thirty-pieces-of-silver-3cf58ff031d96b761Spies had already been lurking around the Temple questioning people about Jesus’ whereabouts after He finished his preaching each day earlier in the week.  So far, they had gained little information for the High Priests plotting against Jesus.

Needless to say, the religious hierarchy is delighted when one of Jesus’ own disciples goes to them offering to betray Him (Matthew 26:14-16):

Then one of the Twelve – the one called Judas Iscariot – went to the chief priests and asked, “What are you willing to give me if I hand him over to you?” So they counted out for him thirty silver coins. From then on Judas watched for an opportunity to hand him over. 

The priests pay Judas the money straightaway, because according to the law, an informant had to be paid before his information could be used. They are relieved that someone has come forward to do their dirty work for them (Luke 22:5). 

The priests think that the tide is turning in their favour.  The climate in Jerusalem is changing.  The exuberance of the crowds surrounding Jesus is more subdued.  The priests and rabbis note that although the crowds are still gathering, people say that Jesus is less Messianic.  He was angry on Monday and has done nothing more than preach since then.
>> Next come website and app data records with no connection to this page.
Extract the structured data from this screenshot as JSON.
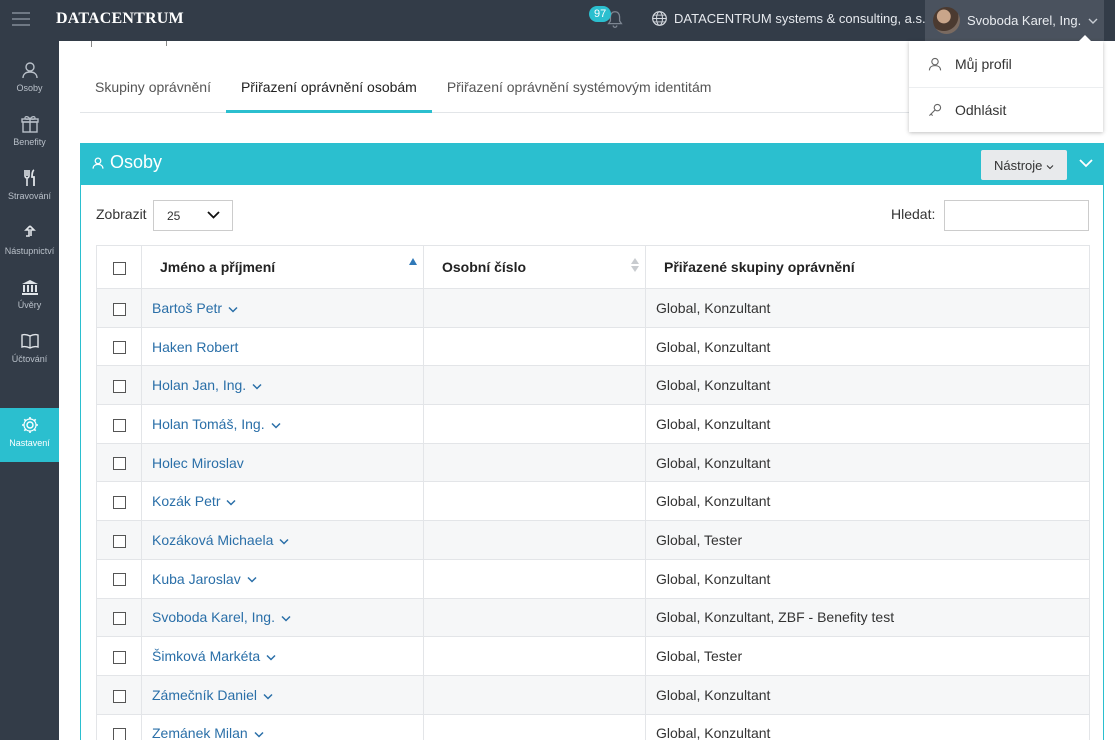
{
  "topbar": {
    "logo": "DATACENTRUM",
    "notification_count": "97",
    "organization": "DATACENTRUM systems & consulting, a.s.",
    "user_name": "Svoboda Karel, Ing."
  },
  "user_menu": {
    "items": [
      {
        "label": "Můj profil",
        "icon": "user-icon"
      },
      {
        "label": "Odhlásit",
        "icon": "key-icon"
      }
    ]
  },
  "sidebar": {
    "items": [
      {
        "label": "Osoby",
        "icon": "user-icon"
      },
      {
        "label": "Benefity",
        "icon": "gift-icon"
      },
      {
        "label": "Stravování",
        "icon": "cutlery-icon"
      },
      {
        "label": "Nástupnictví",
        "icon": "arrow-up-icon"
      },
      {
        "label": "Úvěry",
        "icon": "bank-icon"
      },
      {
        "label": "Účtování",
        "icon": "book-icon"
      },
      {
        "label": "Nastavení",
        "icon": "gear-icon",
        "active": true
      }
    ]
  },
  "tabs": [
    {
      "label": "Skupiny oprávnění"
    },
    {
      "label": "Přiřazení oprávnění osobám",
      "active": true
    },
    {
      "label": "Přiřazení oprávnění systémovým identitám"
    }
  ],
  "panel": {
    "title": "Osoby",
    "tools_label": "Nástroje",
    "show_label": "Zobrazit",
    "page_size": "25",
    "search_label": "Hledat:",
    "search_value": ""
  },
  "table": {
    "columns": [
      "Jméno a příjmení",
      "Osobní číslo",
      "Přiřazené skupiny oprávnění"
    ],
    "rows": [
      {
        "name": "Bartoš Petr",
        "number": "",
        "groups": "Global, Konzultant",
        "expandable": true
      },
      {
        "name": "Haken Robert",
        "number": "",
        "groups": "Global, Konzultant",
        "expandable": false
      },
      {
        "name": "Holan Jan, Ing.",
        "number": "",
        "groups": "Global, Konzultant",
        "expandable": true
      },
      {
        "name": "Holan Tomáš, Ing.",
        "number": "",
        "groups": "Global, Konzultant",
        "expandable": true
      },
      {
        "name": "Holec Miroslav",
        "number": "",
        "groups": "Global, Konzultant",
        "expandable": false
      },
      {
        "name": "Kozák Petr",
        "number": "",
        "groups": "Global, Konzultant",
        "expandable": true
      },
      {
        "name": "Kozáková Michaela",
        "number": "",
        "groups": "Global, Tester",
        "expandable": true
      },
      {
        "name": "Kuba Jaroslav",
        "number": "",
        "groups": "Global, Konzultant",
        "expandable": true
      },
      {
        "name": "Svoboda Karel, Ing.",
        "number": "",
        "groups": "Global, Konzultant, ZBF - Benefity test",
        "expandable": true
      },
      {
        "name": "Šimková Markéta",
        "number": "",
        "groups": "Global, Tester",
        "expandable": true
      },
      {
        "name": "Zámečník Daniel",
        "number": "",
        "groups": "Global, Konzultant",
        "expandable": true
      },
      {
        "name": "Zemánek Milan",
        "number": "",
        "groups": "Global, Konzultant",
        "expandable": true
      }
    ]
  },
  "colors": {
    "accent": "#2bbfcf",
    "sidebar_bg": "#333c48",
    "link": "#2a6fa8"
  }
}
Where’s the excitement?  Where’s the drama? The High Priests think that they might be able to turn this changed atmosphere to their advantage.

And this brings to mind our own fickle moods with regard to Our Lord.  One minute we love Him, the next minute we ignore Him and, so often, we betray Him through our own sins and weaknesses.  Looking at Judas, we see a man who went with the tide.  Why did he follow Christ?  Did he, like the crowds, expect some great act from Jesus?  Were his expectations as a disciple basking in Jesus’ greater glory left unfulfilled?  Or was he, like so many of us, just an opportunist, ready to follow — and capitalise on — whatever wave of sentiment was sweeping among the people?  The sum of money he received was worth a few months’ salary, possibly less. 

Indeed, John’s Gospel tells us that Judas had a love of money.  He offered to guard the money bag belonging to Jesus and the Apostles (John 12:6):

6He did not say this because he cared about the poor but because he was a thief; as keeper of the money bag, he used to help himself to what was put into it. (New International Version)

Perhaps Judas also thought he would receive protection or just the ephemeral ‘fame’ of turning in someone notable.

Is there a bit of Judas in each of us?  Would we volunteer to spy on a good person in the public eye if we knew that someone powerful and influential wanted us to?  What if we were promised some sort of reward — either prestigious or monetary — for doing so? 

What about our lesser ‘crimes’?  Have we ever helped to get a blameless colleague sacked to curry favour with the boss?  What about the committees we serve on?  Have we ever suggested someone be blackballed for no good reason just to make us look better?  Have we so wanted to be part of the gang or in-crowd that we laugh at and bully more modest and humble classmates or neighbours?   This is what happens when we seek to be seen as ‘cool’ or one of the group.